Oct. 14, 2021
For more information, contact Shelley M. Snow, Communications, 503-881-5362
SALEM – The spotlight is on teenaged drivers Oct. 17 – 23 for National Teen Driver Safety Week… or is it?
“My advice for parents is to be very patient with young drivers due to their lack of driving experience,” said Igor Kusznirczuk, a driver examiner at Florence’s DMV field office. “Parents should not be overconfident that their child will pass without any problems; the added pressure on young drivers makes them even more nervous and uncomfortable with the test experience.”
Teen drivers are often anxious about learning to drive and passing the test; after all, it’s a huge responsibility to be a safe driver – the consequences of not being so can be life-altering.
That’s why drive test examiners say it’s important for parents and young drivers to relax and focus on the task at hand.
“Some teens are calm with conversation, and that helps them stay relaxed and attentive, while others prefer complete silence,” said Kimberly Saddler, a DMV drive test examiner at the North Salem field office. “Both situations have presented unique opportunities in that you as the examiner or the parent must be aware of what will help the teen driver stay relaxed, attentive and aware while on the road with others.”
What else can I do?
Fortunately, DMV has great material to help those learning to drive and those who are helping them!
“I recommend that parents review ‘The Oregon Parent Guide to Teen Driving’ booklet and that teens read the ‘What to Expect from your Drive Test’ pamphlet,” said Aster Correia, transportation service representative in DMV’s Baker City field office. “Unfortunately, we have seen many teens fail in the office based off the information they studied incorrectly on a phone app or the wrong site online.”
Reviewing the right material, such as the Oregon Driver Manual; having parental involvement in training; and enrolling in an ODOT-approved driver education program are three key elements of success for teen drivers.
“These steps are a great way to instill life-long safe driving behaviors in students,” said Jody Raska, ODOT Driver Education Program manager.
Important things to consider
The greatest dangers for teen drivers include driving impaired and/or distracted, speeding and not always wearing a seat belt. Role-model the behavior you support, and remind your teens how much you care by insisting they obey the rules of the road, including not using the phone at all when behind the wheel.
Across the country, young drivers show up in large numbers when it comes to fatal and serious injury crashes. In one year alone (2019) in the U.S., 2,042 people were killed in crashes involving teen drivers (age 15 – 18), according to the National Highway Traffic Safety Administration. For that same year, NHTSA data also indicates:
- 45% of teen drivers who died in crashes were unbuckled.
- 27% of teen drivers involved in fatal crashes were speeding at the time of the crash.
- 16% of teen drivers involved in fatal crashes had alcohol in their system.
“Speed, impairment, lack of seat belt use and distraction continue to be the leading causes of teen crashes,” Raska said. “It’s best if we can start off creating good habits when drivers are young.”

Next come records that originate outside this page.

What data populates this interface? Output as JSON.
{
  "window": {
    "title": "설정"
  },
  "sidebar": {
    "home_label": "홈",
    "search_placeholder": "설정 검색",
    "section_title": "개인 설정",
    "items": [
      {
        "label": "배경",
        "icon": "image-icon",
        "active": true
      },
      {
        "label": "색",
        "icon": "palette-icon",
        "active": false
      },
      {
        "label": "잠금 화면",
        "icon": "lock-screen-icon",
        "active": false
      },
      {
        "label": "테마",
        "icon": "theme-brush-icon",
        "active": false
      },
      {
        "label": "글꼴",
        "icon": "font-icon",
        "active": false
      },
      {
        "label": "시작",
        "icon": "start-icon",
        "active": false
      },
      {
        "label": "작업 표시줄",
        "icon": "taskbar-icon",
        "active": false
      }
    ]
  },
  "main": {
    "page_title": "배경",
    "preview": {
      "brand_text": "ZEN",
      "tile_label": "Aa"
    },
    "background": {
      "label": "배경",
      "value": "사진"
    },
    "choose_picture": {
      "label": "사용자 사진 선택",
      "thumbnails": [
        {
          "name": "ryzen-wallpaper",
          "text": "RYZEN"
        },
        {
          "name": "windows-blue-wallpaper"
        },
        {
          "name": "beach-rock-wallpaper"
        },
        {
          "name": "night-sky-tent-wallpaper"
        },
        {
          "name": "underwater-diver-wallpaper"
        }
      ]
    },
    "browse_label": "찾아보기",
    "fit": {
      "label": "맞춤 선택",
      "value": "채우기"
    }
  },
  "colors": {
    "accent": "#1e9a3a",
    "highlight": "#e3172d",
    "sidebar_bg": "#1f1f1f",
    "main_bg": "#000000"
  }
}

In Oregon from 2014- 2018, young drivers (age 15 – 20), were involved in 14.2% of fatal and serious injury crashes — that breaks down to a tragic 221 fatal crashes and 1,129 serious injury crashes. This group makes up the second highest proportion of drivers involved in those crashes behind aging drivers (age 65+) and on par with motorcyclists.
How can we help young drivers?
Approved, formal driver education saves lives. ODOT has educational information online for parents and young drivers (Why Drive with Ed?), including a list of approved driver education providers.
Training and practice will help young drivers avoid some common errors. According to Kusznirczuk, Saddler and Correia, young drivers often lack depth in the ability to observe their surroundings. Not checking blind spots thoroughly, seeing only the traffic that’s close by, and even going straight through stop signs are behaviors not uncommon during drive tests.
Ready to talk with your teen about driving? NHTSA offers tips on how to discuss common driver-related issues. If you’re waiting for a good time to have this important discussion, National Teen Driver Safety Week is here, parents and guardians, so go for it!